Kyndal Farar, Reina Kelley and Loren Kueker at Verrado High School’s all-female engineering class build a hydraulic system.

Buckeye’s Verrado High School is encouraging girls to dream big in a male-dominated field by offering all-female engineering classes.

Mark Adams teaches five engineering classes, two of which are geared toward young women. They are the only ones in the Agua Fria Union High School District.

Adams’ goal is to promote the nontraditional student, which in this case, is a representation of the girls.

“To know that shortage is out there and to see that I can generate interest in them is exciting,” said Adams, who has taught at Verrado since 2016, the same year the female engineering courses began.

Verrado senior Loren Kueker enrolled in her first engineering class as a sophomore to fill her credits. The class was co-ed.

“It was very hands-on and solving problems,” she said. “Which I’ve learned that I’m really good at. I really clicked with it.”

Kueker said, in her experience, a group of girls works much more efficiently and is able to accomplish tasks at a much faster pace.

Junior Kaitlyn Mitchell also found her passion for engineering in the co-ed class she took her freshman year.

She said three years of engineering classes have given her valuable opportunities. She hopes to parlay her knowledge into improving music venues.

Mitchell said, in her freshman year, she was one of two girls in an engineering class of about 35.

“Being with the girls, not only is it more comfortable, but it’s cool having this many girls interested in a male-dominated field,” she said.

Mitchell said she has participated in the Engineering Projects in Community Service (EPICS) program through ASU.

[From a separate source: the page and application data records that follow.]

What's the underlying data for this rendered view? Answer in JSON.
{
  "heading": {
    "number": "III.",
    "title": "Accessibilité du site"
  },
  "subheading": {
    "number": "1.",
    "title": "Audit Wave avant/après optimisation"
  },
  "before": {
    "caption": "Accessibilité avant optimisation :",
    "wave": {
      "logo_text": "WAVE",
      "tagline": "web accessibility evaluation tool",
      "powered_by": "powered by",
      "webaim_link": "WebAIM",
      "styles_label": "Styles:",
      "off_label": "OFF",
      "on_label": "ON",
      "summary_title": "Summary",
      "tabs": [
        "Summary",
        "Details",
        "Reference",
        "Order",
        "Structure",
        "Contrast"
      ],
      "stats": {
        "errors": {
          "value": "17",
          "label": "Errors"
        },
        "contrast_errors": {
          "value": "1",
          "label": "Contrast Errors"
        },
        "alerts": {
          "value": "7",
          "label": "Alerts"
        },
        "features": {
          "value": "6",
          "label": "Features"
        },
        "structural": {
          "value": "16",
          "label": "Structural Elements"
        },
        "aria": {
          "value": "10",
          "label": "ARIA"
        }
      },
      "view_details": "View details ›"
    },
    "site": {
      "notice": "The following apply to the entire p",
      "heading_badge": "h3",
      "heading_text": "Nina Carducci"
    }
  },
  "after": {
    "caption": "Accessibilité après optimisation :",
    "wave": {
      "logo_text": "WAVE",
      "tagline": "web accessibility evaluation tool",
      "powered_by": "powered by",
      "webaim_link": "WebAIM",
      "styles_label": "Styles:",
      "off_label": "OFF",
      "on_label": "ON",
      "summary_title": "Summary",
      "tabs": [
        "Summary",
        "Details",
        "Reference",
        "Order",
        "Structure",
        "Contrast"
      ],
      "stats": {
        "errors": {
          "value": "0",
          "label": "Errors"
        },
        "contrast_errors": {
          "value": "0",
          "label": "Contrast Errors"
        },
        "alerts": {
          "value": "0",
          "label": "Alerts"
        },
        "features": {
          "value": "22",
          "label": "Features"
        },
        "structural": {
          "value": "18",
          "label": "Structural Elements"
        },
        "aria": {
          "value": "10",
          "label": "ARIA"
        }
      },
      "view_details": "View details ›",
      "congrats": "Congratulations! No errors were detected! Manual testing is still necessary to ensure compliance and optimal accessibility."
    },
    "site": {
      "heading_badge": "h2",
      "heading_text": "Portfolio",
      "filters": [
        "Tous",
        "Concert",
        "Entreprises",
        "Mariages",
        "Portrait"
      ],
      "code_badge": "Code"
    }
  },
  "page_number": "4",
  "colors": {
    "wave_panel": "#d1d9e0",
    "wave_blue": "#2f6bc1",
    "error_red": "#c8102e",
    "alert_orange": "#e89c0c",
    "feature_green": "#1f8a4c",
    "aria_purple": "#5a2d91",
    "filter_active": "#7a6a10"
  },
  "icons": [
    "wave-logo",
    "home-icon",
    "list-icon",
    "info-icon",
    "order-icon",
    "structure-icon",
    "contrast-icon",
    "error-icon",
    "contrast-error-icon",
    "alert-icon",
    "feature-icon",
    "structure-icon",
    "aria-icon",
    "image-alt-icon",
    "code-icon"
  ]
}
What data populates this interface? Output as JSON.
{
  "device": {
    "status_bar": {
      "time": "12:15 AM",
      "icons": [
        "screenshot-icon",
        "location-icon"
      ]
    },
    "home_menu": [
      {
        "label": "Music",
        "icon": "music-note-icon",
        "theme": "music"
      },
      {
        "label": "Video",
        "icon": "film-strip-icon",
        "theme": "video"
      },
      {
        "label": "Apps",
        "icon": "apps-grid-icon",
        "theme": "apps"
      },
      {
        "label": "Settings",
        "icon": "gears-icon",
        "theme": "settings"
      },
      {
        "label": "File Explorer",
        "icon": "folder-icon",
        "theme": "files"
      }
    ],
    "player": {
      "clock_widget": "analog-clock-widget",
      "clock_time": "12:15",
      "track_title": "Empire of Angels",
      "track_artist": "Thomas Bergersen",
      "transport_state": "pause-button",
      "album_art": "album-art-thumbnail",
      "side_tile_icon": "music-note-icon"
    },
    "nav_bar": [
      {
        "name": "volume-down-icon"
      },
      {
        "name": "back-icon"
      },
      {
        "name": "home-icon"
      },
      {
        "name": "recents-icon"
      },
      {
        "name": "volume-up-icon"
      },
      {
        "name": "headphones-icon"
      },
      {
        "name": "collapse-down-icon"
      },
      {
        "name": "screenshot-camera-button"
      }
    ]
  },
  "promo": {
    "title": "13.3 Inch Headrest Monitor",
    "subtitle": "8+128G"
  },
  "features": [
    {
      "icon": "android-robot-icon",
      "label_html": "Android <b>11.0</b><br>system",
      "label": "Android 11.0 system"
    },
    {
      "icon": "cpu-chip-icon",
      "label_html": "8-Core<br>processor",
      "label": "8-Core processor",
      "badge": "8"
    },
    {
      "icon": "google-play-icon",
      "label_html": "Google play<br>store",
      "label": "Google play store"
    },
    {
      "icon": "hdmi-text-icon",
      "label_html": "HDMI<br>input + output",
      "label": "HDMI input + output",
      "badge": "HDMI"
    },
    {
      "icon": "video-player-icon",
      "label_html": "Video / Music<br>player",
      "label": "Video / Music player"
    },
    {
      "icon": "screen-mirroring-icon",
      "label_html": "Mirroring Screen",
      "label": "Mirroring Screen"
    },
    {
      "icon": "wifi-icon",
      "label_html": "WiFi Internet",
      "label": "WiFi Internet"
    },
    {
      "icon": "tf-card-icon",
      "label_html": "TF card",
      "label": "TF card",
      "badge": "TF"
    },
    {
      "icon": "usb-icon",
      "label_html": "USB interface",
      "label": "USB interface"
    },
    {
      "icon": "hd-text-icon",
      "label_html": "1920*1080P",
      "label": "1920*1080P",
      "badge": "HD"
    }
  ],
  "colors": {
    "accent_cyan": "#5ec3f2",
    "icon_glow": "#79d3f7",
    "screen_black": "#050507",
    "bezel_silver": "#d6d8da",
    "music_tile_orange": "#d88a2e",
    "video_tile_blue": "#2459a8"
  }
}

In EPICS, teams are presented with real-life engineering simulations they must solve. They are then judged on elements such as innovation and efficiency.

Mitchell and Kueker see Adams as a mentor, providing them with opportunities to grow. He also brings in other experts to learn from. For example, he invites women from the industry to speak to the girls for honest talk about the field.

“He pushes us a lot, wants us to do our best work,” Kueker said. “He wants to see us succeed.”

There are 59 girls between the two all-female classes Adams teaches, he said. In his fifth-hour class of 31 girls, 70 percent are freshmen.

“My part is to let them know you dream whatever you want to dream, and we’ll make it happen,” he added. “If they can dream it, they can do it.”

Adams also coordinated after-school STEM activities. Verrado’s STEM students have participated in Arizona SciTech, Buckeye Air Fair, ASU’s Young Engineers Shape the World (YESW), and EPICS, according to Adams.

In addition, the University of Arizona offers dual enrollment credit to juniors and seniors in the engineering program at Verrado High School. This credit is also accepted at other Arizona universities, Adams said.

ASU has seen an increase in women enrollment in undergraduate engineering programs, according to Tirupalavanam Ganesh, assistant dean of engineering education at ASU’s Ira A. Fulton Schools of Engineering.

As of fall 2017, Ganesh said 3,370 women enrolled in the undergraduate engineering program, up from 908 in fall 2009.

“We care about women in engineering because diversity of experience, diversity of background makes a difference in how problems are solved,” he said.

“Broadening participation in engineering can only increase the potential for the types of solutions that would come out.”

Ganesh added ASU presents numerous opportunities for students to understand what engineering is all about.

Last year, ASU reached more than 17,000 students in the K-12 system from sponsoring events to hosting summer programs and fieldtrips to its own engineering school, according to Ganesh.

He said traditionally, women haven’t seen themselves as engineers or even been shown opportunities they could and should pursue.

“This whole notion of diversity is all about making sure the participation in engineering is broadened,” he said. “That will change how these problems are solved. It’s about including people in the innovation enterprise.”